On April 28, 2015, Clemons officially became a naturalized citizen of Canada.[19][20]



In 2012 in honour of the 100th Grey Cup, Canada Post used his image on a series of commemorative postage stamps. The image was also used on presentation posters and other materials to promote the Grey Cup game and other celebrations associated with the centennial.

CFL coaching record[edit]

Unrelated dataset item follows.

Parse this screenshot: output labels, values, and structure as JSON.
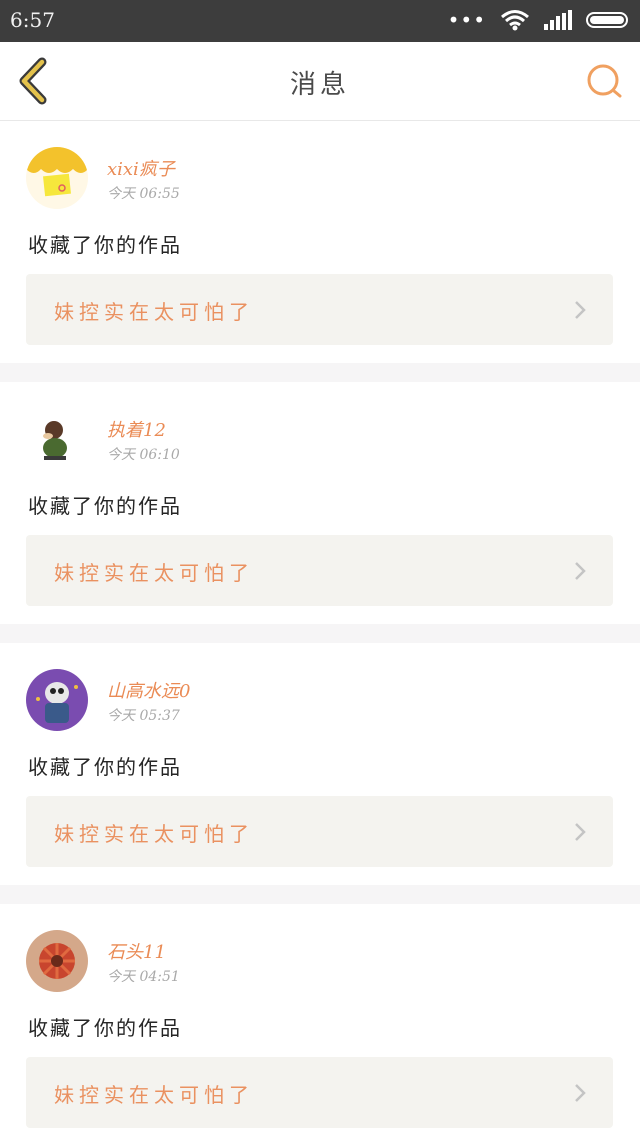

Team Year Regular Season Post Season
Won Lost Ties Win % Finish Won Lost Result
TOR 2000 6 4 0 .600 4th in East Division (interim coach)
TOR 2001 7 11 0 .389 4th in East Division Missed Playoffs
TOR 2002 8 10 0 .444 2nd in East Division 1 1 Lost in Division Finals
TOR 2003 9 9 0 .500 2nd in East Division 1 1 Lost in Division Finals
TOR 2004 10 7 1 .583 2nd in East Division 3 0 Won Grey Cup
TOR 2005 11 7 0 .611 1st in East Division 0 1 Lost in Division Finals
TOR 2006 10 8 0 .556 2nd in East Division 1 1 Lost in Division Finals
TOR 2007 11 7 0 .611 1st in East Division 0 1 Lost in Division Finals
Total 68 55 1 .552 2 East Division
6 5 1 Grey Cup

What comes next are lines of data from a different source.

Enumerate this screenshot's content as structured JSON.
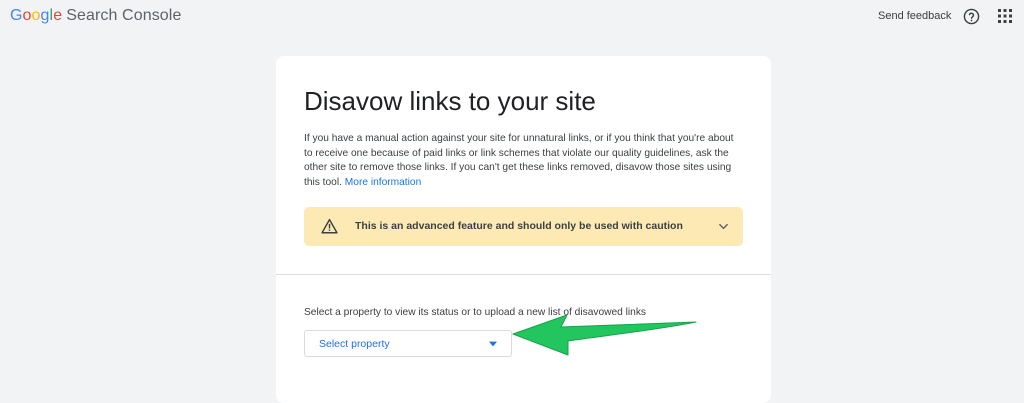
{
  "header": {
    "logo_letters": [
      "G",
      "o",
      "o",
      "g",
      "l",
      "e"
    ],
    "product_name": "Search Console",
    "feedback_label": "Send feedback",
    "help_icon": "help-circle-icon",
    "apps_icon": "apps-grid-icon"
  },
  "card": {
    "title": "Disavow links to your site",
    "description": "If you have a manual action against your site for unnatural links, or if you think that you're about to receive one because of paid links or link schemes that violate our quality guidelines, ask the other site to remove those links. If you can't get these links removed, disavow those sites using this tool.",
    "more_info_link": "More information",
    "warning": {
      "text": "This is an advanced feature and should only be used with caution",
      "icon": "warning-triangle-icon",
      "chevron": "chevron-down-icon"
    },
    "select_label": "Select a property to view its status or to upload a new list of disavowed links",
    "select": {
      "value": "Select property",
      "icon": "dropdown-caret-icon"
    }
  },
  "colors": {
    "background": "#f1f3f4",
    "card": "#ffffff",
    "warning_bg": "#fde9b3",
    "link_blue": "#1a73e8",
    "annotation_green": "#22c55e"
  }
}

  1. ^ a b "Individual Records – Combined Yards". Regular Season All-Time Records. Retrieved December 1, 2009. 
  2. ^ Chris Pope. "Pinball Clemons Bleeds the Double Blue". The Good Point. Retrieved November 12, 2008. 
  3. ^ "The best PR man in the CFL". Hamilton Spectator. September 17, 2008. Retrieved October 5, 2008. 
  4. ^ "Michael "Pinball" Clemons". Front Office & Football Operations. Toronto Argonauts Football Club. Retrieved October 5, 2008. 
  5. ^ "Michael "Pinball" Clemons". Hall of Famers. Canadian Football Hall of Fame. Retrieved October 10, 2008. 
  6. ^ Van der Voort, Jane (November 20, 2002). "DREAM JOB – Pinball Clemons: Passing back to the community". Toronto Sun. Retrieved October 5, 2008. 
  7. ^ a b c d e f g
  8. ^ a b Perry Lefko, "Pinball: The Making of a Canadian Hero". (Mississauga: John Wiley & Sons Canada, 2006) p. 29
  9. ^ "". 
  10. ^ Morgan, Nancy (September 16, 2001). "CFL's Clemons recalls growing up in Dunedin". St. Petersburg Times. Retrieved October 5, 2008. 
  11. ^ a b Perry Lefko, "Pinball: The Making of a Canadian Hero". (Mississauga: John Wiley & Sons Canada, 2006) p. 260
  12. ^ "". 
  13. ^
  14. ^ Brunt, Stephen (November 16, 2007). "The most loved man in sports". Globe and Mail (Canada). Retrieved October 5, 2008. 
  15. ^ "Pinball: The Making of a Canadian Hero". John Wiley & Sons Canada. Retrieved October 5, 2008. 
  16. ^ "'Guy stuff' on the reading agenda for new dad, son club". News Releases. Peel District School Board. April 2, 2007. Retrieved October 5, 2008. 
  17. ^
  18. ^
  19. ^
  20. ^
  21. ^ Who's Who in Canadian Sport, Volume 4, p.81, Bob Ferguson, Fitzhenry and Whiteside Ltd., Markham, ON and Allston, MA, ISBN 1-55041-855-6
  22. ^ "Michael "Pinball" Clemons". Retrieved 25 September 2014. 

Further reading[edit]

External links[edit]

Awards and achievements
Preceded by
Tracy Ham
Succeeded by
Doug Flutie
Preceded by
Tom Higgins
Grey Cup winning Head Coach
92nd Grey Cup, 2004
Succeeded by
Danny Maciocia